● **Problem**
Pull out each line of the data that includes the word "reviews".

(Entries taken from a collection)
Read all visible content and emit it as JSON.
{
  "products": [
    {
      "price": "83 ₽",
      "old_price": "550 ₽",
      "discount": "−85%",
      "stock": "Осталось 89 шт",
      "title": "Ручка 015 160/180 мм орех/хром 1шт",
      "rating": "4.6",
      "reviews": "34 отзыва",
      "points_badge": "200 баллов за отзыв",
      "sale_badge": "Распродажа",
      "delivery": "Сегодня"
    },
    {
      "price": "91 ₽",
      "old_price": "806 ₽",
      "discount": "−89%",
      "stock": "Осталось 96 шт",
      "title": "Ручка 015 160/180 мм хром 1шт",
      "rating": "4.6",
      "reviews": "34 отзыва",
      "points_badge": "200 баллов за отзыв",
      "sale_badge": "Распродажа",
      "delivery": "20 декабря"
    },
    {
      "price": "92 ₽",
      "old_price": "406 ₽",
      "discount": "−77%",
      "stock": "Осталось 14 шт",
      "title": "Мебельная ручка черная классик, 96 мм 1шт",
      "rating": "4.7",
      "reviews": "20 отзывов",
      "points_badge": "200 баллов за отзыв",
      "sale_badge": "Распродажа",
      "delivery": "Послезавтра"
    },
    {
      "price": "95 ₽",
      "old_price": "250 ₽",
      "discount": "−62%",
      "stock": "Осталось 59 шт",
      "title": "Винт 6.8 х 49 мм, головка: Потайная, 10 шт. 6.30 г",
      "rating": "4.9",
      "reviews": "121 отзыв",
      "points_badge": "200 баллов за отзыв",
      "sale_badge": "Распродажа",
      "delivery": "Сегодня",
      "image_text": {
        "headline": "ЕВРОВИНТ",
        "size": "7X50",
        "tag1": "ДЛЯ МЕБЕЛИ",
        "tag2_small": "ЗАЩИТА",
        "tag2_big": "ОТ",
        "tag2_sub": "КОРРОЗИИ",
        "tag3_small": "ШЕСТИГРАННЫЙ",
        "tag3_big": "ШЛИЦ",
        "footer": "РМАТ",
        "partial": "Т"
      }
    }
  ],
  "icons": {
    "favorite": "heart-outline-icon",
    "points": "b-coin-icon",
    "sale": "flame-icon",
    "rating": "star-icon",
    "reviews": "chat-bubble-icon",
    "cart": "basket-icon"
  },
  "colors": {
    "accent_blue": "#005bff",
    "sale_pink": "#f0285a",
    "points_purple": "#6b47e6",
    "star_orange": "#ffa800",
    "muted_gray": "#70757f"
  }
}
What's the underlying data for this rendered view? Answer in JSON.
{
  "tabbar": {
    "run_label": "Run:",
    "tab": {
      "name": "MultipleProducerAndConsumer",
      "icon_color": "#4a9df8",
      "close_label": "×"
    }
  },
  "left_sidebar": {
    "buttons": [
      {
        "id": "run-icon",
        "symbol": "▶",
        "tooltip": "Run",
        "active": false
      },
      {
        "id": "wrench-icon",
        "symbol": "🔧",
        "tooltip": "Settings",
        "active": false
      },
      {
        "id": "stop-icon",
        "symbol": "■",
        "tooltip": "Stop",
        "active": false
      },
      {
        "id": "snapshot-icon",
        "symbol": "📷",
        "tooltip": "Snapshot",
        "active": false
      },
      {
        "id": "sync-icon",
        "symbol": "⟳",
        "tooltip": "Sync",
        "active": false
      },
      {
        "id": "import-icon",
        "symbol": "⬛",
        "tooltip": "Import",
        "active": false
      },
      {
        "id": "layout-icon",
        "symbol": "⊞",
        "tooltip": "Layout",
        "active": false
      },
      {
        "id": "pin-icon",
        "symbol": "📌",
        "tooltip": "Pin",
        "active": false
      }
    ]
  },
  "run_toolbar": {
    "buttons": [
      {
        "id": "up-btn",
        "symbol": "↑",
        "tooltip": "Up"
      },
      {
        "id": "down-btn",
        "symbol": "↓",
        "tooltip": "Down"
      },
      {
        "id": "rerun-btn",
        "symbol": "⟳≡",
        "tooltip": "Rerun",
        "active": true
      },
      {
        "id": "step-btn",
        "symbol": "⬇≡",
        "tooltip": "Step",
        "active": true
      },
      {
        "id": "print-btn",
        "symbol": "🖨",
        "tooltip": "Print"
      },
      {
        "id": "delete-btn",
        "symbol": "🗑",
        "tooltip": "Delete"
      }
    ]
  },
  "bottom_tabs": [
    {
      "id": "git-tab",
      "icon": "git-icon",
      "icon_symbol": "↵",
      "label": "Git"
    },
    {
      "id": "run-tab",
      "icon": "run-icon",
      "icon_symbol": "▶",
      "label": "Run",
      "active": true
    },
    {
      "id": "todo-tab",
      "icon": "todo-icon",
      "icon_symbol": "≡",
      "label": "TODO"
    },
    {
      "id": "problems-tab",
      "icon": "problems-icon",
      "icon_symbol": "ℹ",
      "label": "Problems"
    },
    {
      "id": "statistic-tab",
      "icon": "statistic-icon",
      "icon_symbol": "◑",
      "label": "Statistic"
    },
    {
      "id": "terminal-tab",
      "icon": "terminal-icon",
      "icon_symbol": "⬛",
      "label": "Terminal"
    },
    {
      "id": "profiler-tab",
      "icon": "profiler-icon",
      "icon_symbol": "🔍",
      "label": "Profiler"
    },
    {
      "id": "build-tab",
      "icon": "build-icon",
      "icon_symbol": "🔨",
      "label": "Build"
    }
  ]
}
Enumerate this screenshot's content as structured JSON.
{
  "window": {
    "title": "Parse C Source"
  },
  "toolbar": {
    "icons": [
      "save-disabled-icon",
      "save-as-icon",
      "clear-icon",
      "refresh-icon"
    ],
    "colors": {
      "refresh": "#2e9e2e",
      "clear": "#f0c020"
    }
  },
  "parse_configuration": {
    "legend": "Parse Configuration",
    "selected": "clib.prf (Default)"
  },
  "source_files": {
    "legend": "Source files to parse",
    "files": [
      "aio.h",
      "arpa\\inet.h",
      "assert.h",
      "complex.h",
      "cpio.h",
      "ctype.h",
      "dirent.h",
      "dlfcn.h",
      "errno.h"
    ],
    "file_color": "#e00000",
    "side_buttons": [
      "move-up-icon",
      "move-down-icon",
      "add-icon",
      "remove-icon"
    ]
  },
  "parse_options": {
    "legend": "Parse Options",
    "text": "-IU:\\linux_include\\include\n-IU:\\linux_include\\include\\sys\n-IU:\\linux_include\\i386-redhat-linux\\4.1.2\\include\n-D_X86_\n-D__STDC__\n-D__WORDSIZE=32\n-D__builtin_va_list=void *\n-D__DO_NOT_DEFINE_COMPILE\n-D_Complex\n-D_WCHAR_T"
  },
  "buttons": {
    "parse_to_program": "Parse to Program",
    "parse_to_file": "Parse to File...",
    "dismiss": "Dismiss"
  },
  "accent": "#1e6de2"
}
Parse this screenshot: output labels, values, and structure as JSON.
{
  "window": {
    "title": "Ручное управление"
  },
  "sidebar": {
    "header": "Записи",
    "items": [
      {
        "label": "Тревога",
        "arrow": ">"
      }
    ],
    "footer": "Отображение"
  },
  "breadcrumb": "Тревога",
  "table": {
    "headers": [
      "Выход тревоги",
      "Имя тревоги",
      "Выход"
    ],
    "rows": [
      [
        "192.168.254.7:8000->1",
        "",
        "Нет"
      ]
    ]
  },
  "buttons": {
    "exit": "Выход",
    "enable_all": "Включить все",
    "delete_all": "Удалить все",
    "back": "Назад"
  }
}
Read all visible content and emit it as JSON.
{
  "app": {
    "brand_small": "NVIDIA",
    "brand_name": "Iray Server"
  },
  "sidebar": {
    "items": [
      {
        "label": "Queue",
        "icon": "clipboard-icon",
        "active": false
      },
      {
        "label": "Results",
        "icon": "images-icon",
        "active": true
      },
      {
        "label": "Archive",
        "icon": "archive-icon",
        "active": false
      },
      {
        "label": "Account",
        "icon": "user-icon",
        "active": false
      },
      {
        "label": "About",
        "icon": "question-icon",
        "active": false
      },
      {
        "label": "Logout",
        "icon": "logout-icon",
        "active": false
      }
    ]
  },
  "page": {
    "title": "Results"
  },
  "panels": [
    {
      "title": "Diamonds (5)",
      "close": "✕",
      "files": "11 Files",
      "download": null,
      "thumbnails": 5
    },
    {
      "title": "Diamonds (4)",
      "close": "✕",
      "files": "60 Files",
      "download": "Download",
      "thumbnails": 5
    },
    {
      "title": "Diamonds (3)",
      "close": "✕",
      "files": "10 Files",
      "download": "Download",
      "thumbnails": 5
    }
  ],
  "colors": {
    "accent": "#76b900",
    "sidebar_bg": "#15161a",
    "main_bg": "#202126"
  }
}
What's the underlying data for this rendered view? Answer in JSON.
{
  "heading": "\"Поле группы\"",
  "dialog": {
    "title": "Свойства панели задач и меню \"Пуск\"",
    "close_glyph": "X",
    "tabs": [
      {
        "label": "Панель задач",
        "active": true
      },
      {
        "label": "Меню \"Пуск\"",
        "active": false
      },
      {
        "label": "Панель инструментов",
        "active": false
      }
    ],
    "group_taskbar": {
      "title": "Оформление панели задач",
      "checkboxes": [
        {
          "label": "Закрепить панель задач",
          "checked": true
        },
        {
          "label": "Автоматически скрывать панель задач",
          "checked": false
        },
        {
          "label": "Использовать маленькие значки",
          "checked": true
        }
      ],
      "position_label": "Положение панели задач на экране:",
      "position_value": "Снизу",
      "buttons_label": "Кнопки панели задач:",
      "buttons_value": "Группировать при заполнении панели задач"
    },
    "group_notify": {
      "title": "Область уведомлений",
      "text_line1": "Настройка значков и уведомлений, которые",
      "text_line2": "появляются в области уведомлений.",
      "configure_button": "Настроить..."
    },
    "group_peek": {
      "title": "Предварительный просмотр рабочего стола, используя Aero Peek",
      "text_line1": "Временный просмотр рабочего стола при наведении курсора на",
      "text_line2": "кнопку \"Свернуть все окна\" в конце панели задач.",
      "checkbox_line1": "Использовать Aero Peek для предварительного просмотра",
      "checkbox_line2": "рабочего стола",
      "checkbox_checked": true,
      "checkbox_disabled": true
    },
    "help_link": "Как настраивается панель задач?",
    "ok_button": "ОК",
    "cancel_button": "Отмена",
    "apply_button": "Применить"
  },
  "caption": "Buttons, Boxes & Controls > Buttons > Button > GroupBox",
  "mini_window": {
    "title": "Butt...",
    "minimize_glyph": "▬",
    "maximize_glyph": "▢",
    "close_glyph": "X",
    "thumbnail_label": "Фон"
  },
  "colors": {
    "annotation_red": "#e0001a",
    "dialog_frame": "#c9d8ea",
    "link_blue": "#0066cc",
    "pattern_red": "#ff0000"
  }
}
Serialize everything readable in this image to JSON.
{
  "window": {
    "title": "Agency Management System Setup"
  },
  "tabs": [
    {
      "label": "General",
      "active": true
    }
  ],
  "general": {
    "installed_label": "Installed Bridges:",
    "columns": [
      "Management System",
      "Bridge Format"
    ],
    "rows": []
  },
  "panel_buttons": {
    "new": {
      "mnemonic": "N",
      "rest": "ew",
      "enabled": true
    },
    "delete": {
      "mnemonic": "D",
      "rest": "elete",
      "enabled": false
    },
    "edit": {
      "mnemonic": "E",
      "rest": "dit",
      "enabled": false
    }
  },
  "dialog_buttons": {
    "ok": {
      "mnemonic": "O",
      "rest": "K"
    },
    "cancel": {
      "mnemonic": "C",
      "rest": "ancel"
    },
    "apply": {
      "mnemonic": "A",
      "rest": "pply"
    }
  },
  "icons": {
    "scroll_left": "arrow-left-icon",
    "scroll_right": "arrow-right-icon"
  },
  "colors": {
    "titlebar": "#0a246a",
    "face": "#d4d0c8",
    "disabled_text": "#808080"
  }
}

● **Exercise output**
      "reviews": "34 отзыва",
      "reviews": "34 отзыва",
      "reviews": "20 отзывов",
      "reviews": "121 отзыв",
    "reviews": "chat-bubble-icon",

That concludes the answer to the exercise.